6×6 Rule

So, several times throughout the most recent conference, I found myself wishing that the 6×6 rule was a standard teaching item in more curriculum… until I realized that most of the people presenting have probably never taken any courses in presenting, so there’s no place in formal education it could fit. So, instead, I’ll share it with people here.

When crafting presentation slides, each slide should have no more than 6 lines, and each line should have no more than 6 words.

There are many reasons for this, but essentially it comes down to the fact that with more than 6×6, the text on the slide starts to to be the text of your talk. This leads to your audience reading your slides, ignoring you, and ending up bored.

The one exception to this I’ve found is in a case that I saw at this FOSS4G conference: the speaker spoke only French, but his slides were slightly more verbose… and in English. So even though he broke the 6×6 rule, it was effective: he was able to communicate his message in English with his slides, and his message more verbosely in French via the talk.

In general though, try following the 6×6 rule. You may find it helpful to prevent you from just reading your slides at conferences.

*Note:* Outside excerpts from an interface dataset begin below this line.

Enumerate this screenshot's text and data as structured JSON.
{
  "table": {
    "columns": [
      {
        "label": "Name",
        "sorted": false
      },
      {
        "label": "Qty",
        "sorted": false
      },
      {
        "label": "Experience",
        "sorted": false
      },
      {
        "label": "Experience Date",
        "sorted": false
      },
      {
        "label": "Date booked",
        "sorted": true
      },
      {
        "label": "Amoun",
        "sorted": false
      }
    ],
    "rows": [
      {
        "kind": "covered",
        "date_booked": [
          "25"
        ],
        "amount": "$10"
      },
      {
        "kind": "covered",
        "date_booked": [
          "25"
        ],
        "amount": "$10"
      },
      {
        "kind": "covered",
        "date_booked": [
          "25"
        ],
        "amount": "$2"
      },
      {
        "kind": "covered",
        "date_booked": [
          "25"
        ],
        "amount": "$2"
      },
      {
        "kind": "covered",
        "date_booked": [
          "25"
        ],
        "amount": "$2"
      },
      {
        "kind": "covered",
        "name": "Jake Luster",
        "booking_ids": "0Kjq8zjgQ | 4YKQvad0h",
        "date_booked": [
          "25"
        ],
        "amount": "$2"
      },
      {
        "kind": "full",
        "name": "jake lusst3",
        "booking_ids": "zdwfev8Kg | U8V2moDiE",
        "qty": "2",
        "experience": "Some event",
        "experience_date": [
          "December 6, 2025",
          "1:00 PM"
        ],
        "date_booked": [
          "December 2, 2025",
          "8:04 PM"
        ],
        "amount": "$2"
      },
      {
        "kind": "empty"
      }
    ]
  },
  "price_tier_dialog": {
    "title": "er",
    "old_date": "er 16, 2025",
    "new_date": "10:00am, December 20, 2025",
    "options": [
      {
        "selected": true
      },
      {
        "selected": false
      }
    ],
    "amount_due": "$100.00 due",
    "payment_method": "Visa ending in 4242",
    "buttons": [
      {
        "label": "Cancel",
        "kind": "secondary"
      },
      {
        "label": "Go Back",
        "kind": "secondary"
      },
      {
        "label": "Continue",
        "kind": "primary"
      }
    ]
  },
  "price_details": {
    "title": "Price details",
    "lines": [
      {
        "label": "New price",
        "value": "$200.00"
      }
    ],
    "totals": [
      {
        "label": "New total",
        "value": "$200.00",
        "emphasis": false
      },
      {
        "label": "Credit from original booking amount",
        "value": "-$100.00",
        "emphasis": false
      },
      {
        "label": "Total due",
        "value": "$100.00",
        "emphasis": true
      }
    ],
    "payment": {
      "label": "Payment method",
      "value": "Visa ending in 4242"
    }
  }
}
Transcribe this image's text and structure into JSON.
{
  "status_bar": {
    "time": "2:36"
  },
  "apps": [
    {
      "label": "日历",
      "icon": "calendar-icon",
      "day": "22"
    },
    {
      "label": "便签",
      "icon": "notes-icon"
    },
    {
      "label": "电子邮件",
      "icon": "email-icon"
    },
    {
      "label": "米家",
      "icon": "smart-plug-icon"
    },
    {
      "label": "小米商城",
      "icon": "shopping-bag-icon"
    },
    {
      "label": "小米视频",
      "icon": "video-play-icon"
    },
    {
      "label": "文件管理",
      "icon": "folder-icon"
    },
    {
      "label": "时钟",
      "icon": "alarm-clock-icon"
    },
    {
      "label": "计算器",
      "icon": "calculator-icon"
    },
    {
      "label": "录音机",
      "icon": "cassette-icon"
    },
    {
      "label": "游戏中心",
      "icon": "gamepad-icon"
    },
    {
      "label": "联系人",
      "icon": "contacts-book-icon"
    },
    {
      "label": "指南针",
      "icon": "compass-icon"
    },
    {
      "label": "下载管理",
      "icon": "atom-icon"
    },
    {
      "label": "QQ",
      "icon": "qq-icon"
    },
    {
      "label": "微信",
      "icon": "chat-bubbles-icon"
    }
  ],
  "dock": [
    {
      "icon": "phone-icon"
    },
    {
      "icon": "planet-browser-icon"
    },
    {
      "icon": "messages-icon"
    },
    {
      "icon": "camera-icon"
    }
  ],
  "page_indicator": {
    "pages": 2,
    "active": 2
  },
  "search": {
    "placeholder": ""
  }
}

3 Responses to “6×6 Rule”

  1. rho Says:

    Interestingly, I have encountered this before, but it was in a Java class (um, that’s class as in “place where stuff gets taught”). The lecturer there was trying to convince us to keep our functions short and sweet. The idea being, apparently, that an average human brain can keep 6 things remembered at once. Thus if you have a nice short function you can read through it, keep it all to mind and understand it without having to go back and cross-reference and what not. He then raised the slides in presentations thing as another example of the same thing. If you put too much on the slide, people need to actually concentrate on it to get any benefit from it; if you limit a line to 6 words then they can just internalise it all at once, essentially, and then concentrate on what you’re saying. And by limiting a slide to 6 lines they can still remember all the previous lines without having to go look them up again. It’s a fairly neat bit of psychology.

  2. John Cowan Says:

    I write my slides using a very different rule: lines in slides should be headlines, not captions. Each should be a complete sentence that tells the story, not a mere label for what is being described.

    As for ignoring what I say, if people just look at the captions, they miss the jokes.

  3. John Cowan Says:

    Arrgh. s/just look at the captions/just look at the slides/.